Please give the data again in full, exactly as it reads.

::::::::

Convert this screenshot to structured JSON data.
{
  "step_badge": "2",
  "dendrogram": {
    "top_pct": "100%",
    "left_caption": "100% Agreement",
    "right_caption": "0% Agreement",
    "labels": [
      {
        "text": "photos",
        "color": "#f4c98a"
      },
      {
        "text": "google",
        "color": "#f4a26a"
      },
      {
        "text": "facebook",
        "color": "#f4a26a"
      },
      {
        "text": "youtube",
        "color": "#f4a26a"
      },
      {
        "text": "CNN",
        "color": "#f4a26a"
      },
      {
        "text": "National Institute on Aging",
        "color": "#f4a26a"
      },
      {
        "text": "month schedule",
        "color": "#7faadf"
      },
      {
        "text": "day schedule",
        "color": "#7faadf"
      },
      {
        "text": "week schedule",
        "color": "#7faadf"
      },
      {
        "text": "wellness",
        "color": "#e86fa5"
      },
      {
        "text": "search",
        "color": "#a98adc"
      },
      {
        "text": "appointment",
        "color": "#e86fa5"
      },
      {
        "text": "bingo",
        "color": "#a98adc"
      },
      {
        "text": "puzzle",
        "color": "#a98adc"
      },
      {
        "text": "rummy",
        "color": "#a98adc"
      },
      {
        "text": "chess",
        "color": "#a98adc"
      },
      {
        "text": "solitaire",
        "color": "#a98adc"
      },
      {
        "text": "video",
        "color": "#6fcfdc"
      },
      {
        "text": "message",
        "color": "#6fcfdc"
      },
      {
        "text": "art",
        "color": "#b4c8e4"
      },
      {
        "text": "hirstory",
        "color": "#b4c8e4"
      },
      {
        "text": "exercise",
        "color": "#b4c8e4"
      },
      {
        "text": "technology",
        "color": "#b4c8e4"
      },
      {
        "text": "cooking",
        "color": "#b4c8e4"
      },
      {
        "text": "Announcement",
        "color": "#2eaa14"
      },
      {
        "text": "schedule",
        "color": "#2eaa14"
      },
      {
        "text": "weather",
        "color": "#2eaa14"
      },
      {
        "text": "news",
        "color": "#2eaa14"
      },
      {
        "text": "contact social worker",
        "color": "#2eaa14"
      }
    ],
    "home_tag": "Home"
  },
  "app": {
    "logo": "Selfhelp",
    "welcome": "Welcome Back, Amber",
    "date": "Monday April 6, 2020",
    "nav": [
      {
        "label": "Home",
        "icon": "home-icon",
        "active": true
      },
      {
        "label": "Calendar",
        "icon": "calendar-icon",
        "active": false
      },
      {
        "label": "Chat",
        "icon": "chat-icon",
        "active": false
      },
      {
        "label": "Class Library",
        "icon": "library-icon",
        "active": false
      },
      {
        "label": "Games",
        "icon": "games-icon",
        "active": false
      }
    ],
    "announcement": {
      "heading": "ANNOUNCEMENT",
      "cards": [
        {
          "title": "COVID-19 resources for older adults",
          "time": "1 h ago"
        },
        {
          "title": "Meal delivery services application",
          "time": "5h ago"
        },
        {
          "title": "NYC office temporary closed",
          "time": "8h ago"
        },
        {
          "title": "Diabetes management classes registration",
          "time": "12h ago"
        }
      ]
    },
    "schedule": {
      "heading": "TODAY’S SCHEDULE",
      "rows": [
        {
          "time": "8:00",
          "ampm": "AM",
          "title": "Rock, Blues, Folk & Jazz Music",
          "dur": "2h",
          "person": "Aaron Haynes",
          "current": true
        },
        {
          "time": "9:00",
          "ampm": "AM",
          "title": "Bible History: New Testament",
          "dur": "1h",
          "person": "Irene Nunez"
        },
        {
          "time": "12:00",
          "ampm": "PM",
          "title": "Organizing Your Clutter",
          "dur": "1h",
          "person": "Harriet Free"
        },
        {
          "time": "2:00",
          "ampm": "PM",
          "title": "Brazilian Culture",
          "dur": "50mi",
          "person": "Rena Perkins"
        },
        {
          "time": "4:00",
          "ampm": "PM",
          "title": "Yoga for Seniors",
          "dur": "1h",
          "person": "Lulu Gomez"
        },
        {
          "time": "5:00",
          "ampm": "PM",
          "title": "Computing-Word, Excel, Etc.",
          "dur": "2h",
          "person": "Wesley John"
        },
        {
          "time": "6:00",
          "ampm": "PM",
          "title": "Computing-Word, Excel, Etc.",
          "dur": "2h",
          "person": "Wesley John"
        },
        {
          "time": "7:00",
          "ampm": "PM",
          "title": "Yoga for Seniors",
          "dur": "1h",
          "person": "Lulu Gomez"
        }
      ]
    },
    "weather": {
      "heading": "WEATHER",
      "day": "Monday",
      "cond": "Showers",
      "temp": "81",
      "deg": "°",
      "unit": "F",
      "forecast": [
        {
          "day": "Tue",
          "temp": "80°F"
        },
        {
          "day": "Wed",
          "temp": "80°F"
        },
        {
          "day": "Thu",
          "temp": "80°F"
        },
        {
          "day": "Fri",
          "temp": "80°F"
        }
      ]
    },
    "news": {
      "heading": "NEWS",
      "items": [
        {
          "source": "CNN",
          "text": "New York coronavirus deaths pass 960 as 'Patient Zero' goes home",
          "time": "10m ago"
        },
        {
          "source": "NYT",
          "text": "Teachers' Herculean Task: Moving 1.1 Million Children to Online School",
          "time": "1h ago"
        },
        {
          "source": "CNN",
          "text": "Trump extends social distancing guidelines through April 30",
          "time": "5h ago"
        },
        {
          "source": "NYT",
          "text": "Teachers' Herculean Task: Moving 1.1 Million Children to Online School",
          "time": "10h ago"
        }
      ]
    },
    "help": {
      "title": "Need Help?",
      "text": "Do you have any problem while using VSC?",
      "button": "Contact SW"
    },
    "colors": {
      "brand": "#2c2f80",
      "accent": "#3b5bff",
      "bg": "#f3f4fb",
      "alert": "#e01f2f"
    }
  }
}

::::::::

_YOUR RESPONSE_:
Convert this screenshot to structured JSON data.
{
  "step_badge": "2",
  "dendrogram": {
    "top_pct": "100%",
    "left_caption": "100% Agreement",
    "right_caption": "0% Agreement",
    "labels": [
      {
        "text": "photos",
        "color": "#f4c98a"
      },
      {
        "text": "google",
        "color": "#f4a26a"
      },
      {
        "text": "facebook",
        "color": "#f4a26a"
      },
      {
        "text": "youtube",
        "color": "#f4a26a"
      },
      {
        "text": "CNN",
        "color": "#f4a26a"
      },
      {
        "text": "National Institute on Aging",
        "color": "#f4a26a"
      },
      {
        "text": "month schedule",
        "color": "#7faadf"
      },
      {
        "text": "day schedule",
        "color": "#7faadf"
      },
      {
        "text": "week schedule",
        "color": "#7faadf"
      },
      {
        "text": "wellness",
        "color": "#e86fa5"
      },
      {
        "text": "search",
        "color": "#a98adc"
      },
      {
        "text": "appointment",
        "color": "#e86fa5"
      },
      {
        "text": "bingo",
        "color": "#a98adc"
      },
      {
        "text": "puzzle",
        "color": "#a98adc"
      },
      {
        "text": "rummy",
        "color": "#a98adc"
      },
      {
        "text": "chess",
        "color": "#a98adc"
      },
      {
        "text": "solitaire",
        "color": "#a98adc"
      },
      {
        "text": "video",
        "color": "#6fcfdc"
      },
      {
        "text": "message",
        "color": "#6fcfdc"
      },
      {
        "text": "art",
        "color": "#b4c8e4"
      },
      {
        "text": "hirstory",
        "color": "#b4c8e4"
      },
      {
        "text": "exercise",
        "color": "#b4c8e4"
      },
      {
        "text": "technology",
        "color": "#b4c8e4"
      },
      {
        "text": "cooking",
        "color": "#b4c8e4"
      },
      {
        "text": "Announcement",
        "color": "#2eaa14"
      },
      {
        "text": "schedule",
        "color": "#2eaa14"
      },
      {
        "text": "weather",
        "color": "#2eaa14"
      },
      {
        "text": "news",
        "color": "#2eaa14"
      },
      {
        "text": "contact social worker",
        "color": "#2eaa14"
      }
    ],
    "home_tag": "Home"
  },
  "app": {
    "logo": "Selfhelp",
    "welcome": "Welcome Back, Amber",
    "date": "Monday April 6, 2020",
    "nav": [
      {
        "label": "Home",
        "icon": "home-icon",
        "active": true
      },
      {
        "label": "Calendar",
        "icon": "calendar-icon",
        "active": false
      },
      {
        "label": "Chat",
        "icon": "chat-icon",
        "active": false
      },
      {
        "label": "Class Library",
        "icon": "library-icon",
        "active": false
      },
      {
        "label": "Games",
        "icon": "games-icon",
        "active": false
      }
    ],
    "announcement": {
      "heading": "ANNOUNCEMENT",
      "cards": [
        {
          "title": "COVID-19 resources for older adults",
          "time": "1 h ago"
        },
        {
          "title": "Meal delivery services application",
          "time": "5h ago"
        },
        {
          "title": "NYC office temporary closed",
          "time": "8h ago"
        },
        {
          "title": "Diabetes management classes registration",
          "time": "12h ago"
        }
      ]
    },
    "schedule": {
      "heading": "TODAY’S SCHEDULE",
      "rows": [
        {
          "time": "8:00",
          "ampm": "AM",
          "title": "Rock, Blues, Folk & Jazz Music",
          "dur": "2h",
          "person": "Aaron Haynes",
          "current": true
        },
        {
          "time": "9:00",
          "ampm": "AM",
          "title": "Bible History: New Testament",
          "dur": "1h",
          "person": "Irene Nunez"
        },
        {
          "time": "12:00",
          "ampm": "PM",
          "title": "Organizing Your Clutter",
          "dur": "1h",
          "person": "Harriet Free"
        },
        {
          "time": "2:00",
          "ampm": "PM",
          "title": "Brazilian Culture",
          "dur": "50mi",
          "person": "Rena Perkins"
        },
        {
          "time": "4:00",
          "ampm": "PM",
          "title": "Yoga for Seniors",
          "dur": "1h",
          "person": "Lulu Gomez"
        },
        {
          "time": "5:00",
          "ampm": "PM",
          "title": "Computing-Word, Excel, Etc.",
          "dur": "2h",
          "person": "Wesley John"
        },
        {
          "time": "6:00",
          "ampm": "PM",
          "title": "Computing-Word, Excel, Etc.",
          "dur": "2h",
          "person": "Wesley John"
        },
        {
          "time": "7:00",
          "ampm": "PM",
          "title": "Yoga for Seniors",
          "dur": "1h",
          "person": "Lulu Gomez"
        }
      ]
    },
    "weather": {
      "heading": "WEATHER",
      "day": "Monday",
      "cond": "Showers",
      "temp": "81",
      "deg": "°",
      "unit": "F",
      "forecast": [
        {
          "day": "Tue",
          "temp": "80°F"
        },
        {
          "day": "Wed",
          "temp": "80°F"
        },
        {
          "day": "Thu",
          "temp": "80°F"
        },
        {
          "day": "Fri",
          "temp": "80°F"
        }
      ]
    },
    "news": {
      "heading": "NEWS",
      "items": [
        {
          "source": "CNN",
          "text": "New York coronavirus deaths pass 960 as 'Patient Zero' goes home",
          "time": "10m ago"
        },
        {
          "source": "NYT",
          "text": "Teachers' Herculean Task: Moving 1.1 Million Children to Online School",
          "time": "1h ago"
        },
        {
          "source": "CNN",
          "text": "Trump extends social distancing guidelines through April 30",
          "time": "5h ago"
        },
        {
          "source": "NYT",
          "text": "Teachers' Herculean Task: Moving 1.1 Million Children to Online School",
          "time": "10h ago"
        }
      ]
    },
    "help": {
      "title": "Need Help?",
      "text": "Do you have any problem while using VSC?",
      "button": "Contact SW"
    },
    "colors": {
      "brand": "#2c2f80",
      "accent": "#3b5bff",
      "bg": "#f3f4fb",
      "alert": "#e01f2f"
    }
  }
}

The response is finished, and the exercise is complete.